The Volkswagen test-rigging scandal has put the spotlight on the integrity of multinational organisations when it comes to environmental laws.
(Also read our article: Automotives regulator to probe VW SA implication in test-rigging scandal)
The Centre for Environmental Rights (CER) alleges that some of South Africa’s biggest listed companies are not forthcoming with the truth about their environmental compliance either.
The report, titled ‘Full Disclosure’, looks at 20 of the largest JSE-listed companies (mostly in the mining sector) and how some have allegedly violated the environmental laws between the years 2008 and 2014.
Tracey Davies, an attorney and Head of the Corporate Accountability and Transparency programme at the CER, said some of the 20 examined companies have significant environmental impact.
This is despite appearing on the JSE's Socially Responsible Investment Index.
Many of these companies are regularly breaching environmental laws and regulation and not complying with the conditions of their permits and licences.
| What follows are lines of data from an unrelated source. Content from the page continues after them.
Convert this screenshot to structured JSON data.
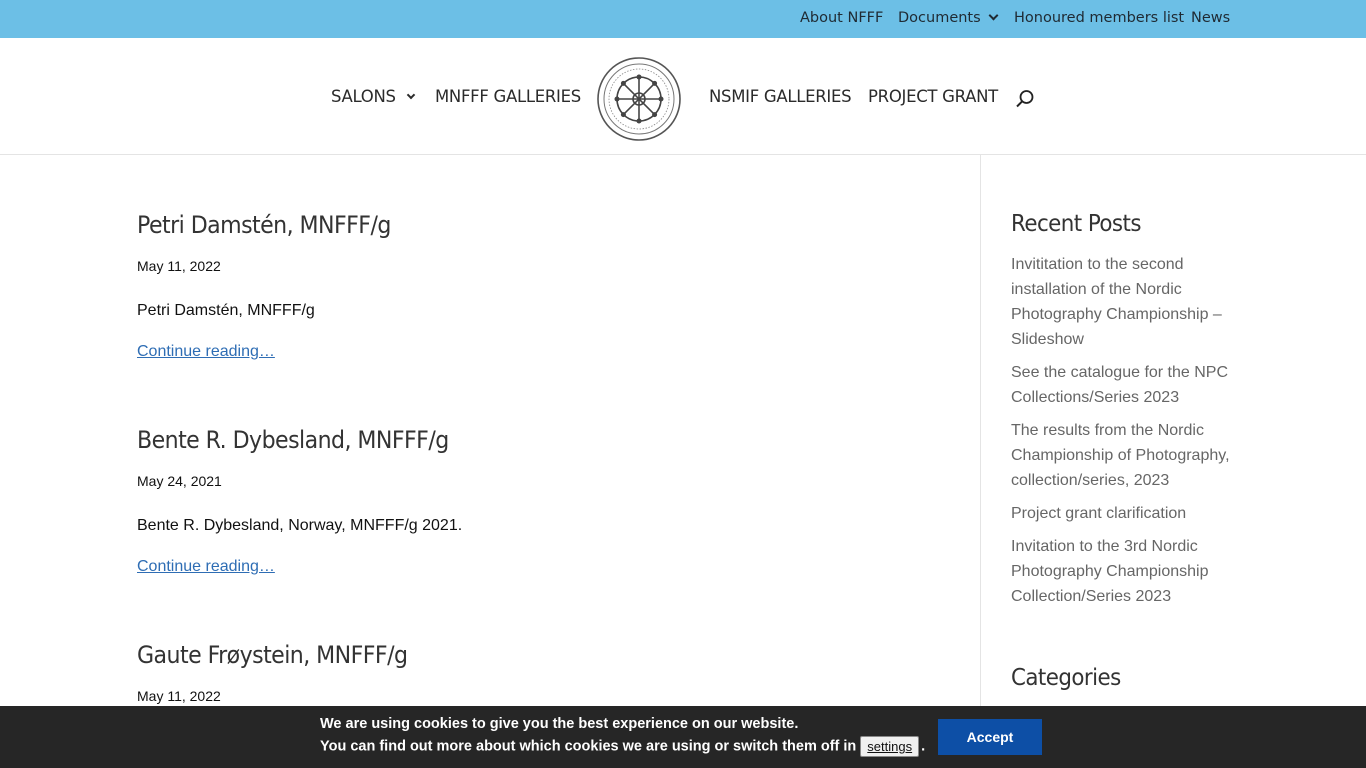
{
  "topbar": {
    "items": [
      {
        "label": "About NFFF"
      },
      {
        "label": "Documents",
        "has_dropdown": true
      },
      {
        "label": "Honoured members list"
      },
      {
        "label": "News"
      }
    ]
  },
  "nav": {
    "items": [
      {
        "label": "SALONS",
        "has_dropdown": true
      },
      {
        "label": "MNFFF GALLERIES"
      },
      {
        "label": "NSMIF GALLERIES"
      },
      {
        "label": "PROJECT GRANT"
      }
    ],
    "logo_icon": "nfff-seal-logo",
    "search_icon": "search-icon"
  },
  "posts": [
    {
      "title": "Petri Damstén, MNFFF/g",
      "date": "May 11, 2022",
      "excerpt": "Petri Damstén, MNFFF/g",
      "more": "Continue reading…"
    },
    {
      "title": "Bente R. Dybesland, MNFFF/g",
      "date": "May 24, 2021",
      "excerpt": "Bente R. Dybesland, Norway, MNFFF/g 2021.",
      "more": "Continue reading…"
    },
    {
      "title": "Gaute Frøystein, MNFFF/g",
      "date": "May 11, 2022"
    }
  ],
  "sidebar": {
    "recent_title": "Recent Posts",
    "recent_posts": [
      "Invititation to the second installation of the Nordic Photography Championship – Slideshow",
      "See the catalogue for the NPC Collections/Series 2023",
      "The results from the Nordic Championship of Photography, collection/series, 2023",
      "Project grant clarification",
      "Invitation to the 3rd Nordic Photography Championship Collection/Series 2023"
    ],
    "categories_title": "Categories"
  },
  "cookie": {
    "line1": "We are using cookies to give you the best experience on our website.",
    "line2": "You can find out more about which cookies we are using or switch them off in",
    "settings_label": "settings",
    "line2_end": ".",
    "accept_label": "Accept"
  },
  "colors": {
    "topbar_bg": "#6cbfe6",
    "link": "#2e6db4",
    "cookie_bg": "#262626",
    "accept_bg": "#0d4fa6"
  }
}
To add insult to injury, they are not accurately reflecting this when reporting to their shareholders.— Tracey Davies, head of Corporate Accountability and Transparency at CER
Listen to the full conversation from The Redi Tlhabi Show:
The CER provided each assessed company with a month to respond (prior to publication) to the findings. 17 of the 20 companies responded; Exxaro, Merafe Resources and Harmony Gold did not respond.
- AECI Limited
- African Rainbow Minerals Limited
- Anglo American Platinum Limited
- Anglo American plc
- AngloGold Ashanti Limited
- ArcelorMittal South Africa Limited
- DRDGold Limited
- Exxaro Resources Limited
- Gold Fields Limited
- Harmony Gold Mining Company Limited
- Illovo Sugar Limited
- Impala Platinum Holdings Limited
- Lonmin plc
- Merafe Resources Limited
- Mondi Group
- Nampak Limited
- Pretoria Portland Cement Company Limited
- Sappi Limited
- Sasol Limited
- Tongaat Hulett Limited
The report reveals that some companies had been found guilty of environmental offences such as toxic spills, illegal disposal of hazardous waste, and pollution of water, soil and air.
Many of these violations are not reported to company shareholders for the fear of damage to share value and dividend payouts.
Davies says public investors need to hold such companies accountable for their environmental practices and challenge the criteria used to award so-called 'socially responsible' or 'environmentally friendly' organisations.
The CER is a non-profit environmental law clinic. They are a group of environmental rights lawyers that helps communities defend their right to a healthy environment.
@RediTlhabi Volkswagen opened up a can of worms. This will turn the motor industry on its head. More so on fossil fuels..that is the problem— Tiaan van Zyl (@TiaanVZyl) September 28, 2015
- The article has been updated since its first publication after Illovo brought it to our attention that the tone of the article suggested that the company was lying about its green practices compliance, while it has been cooperating with the CER process.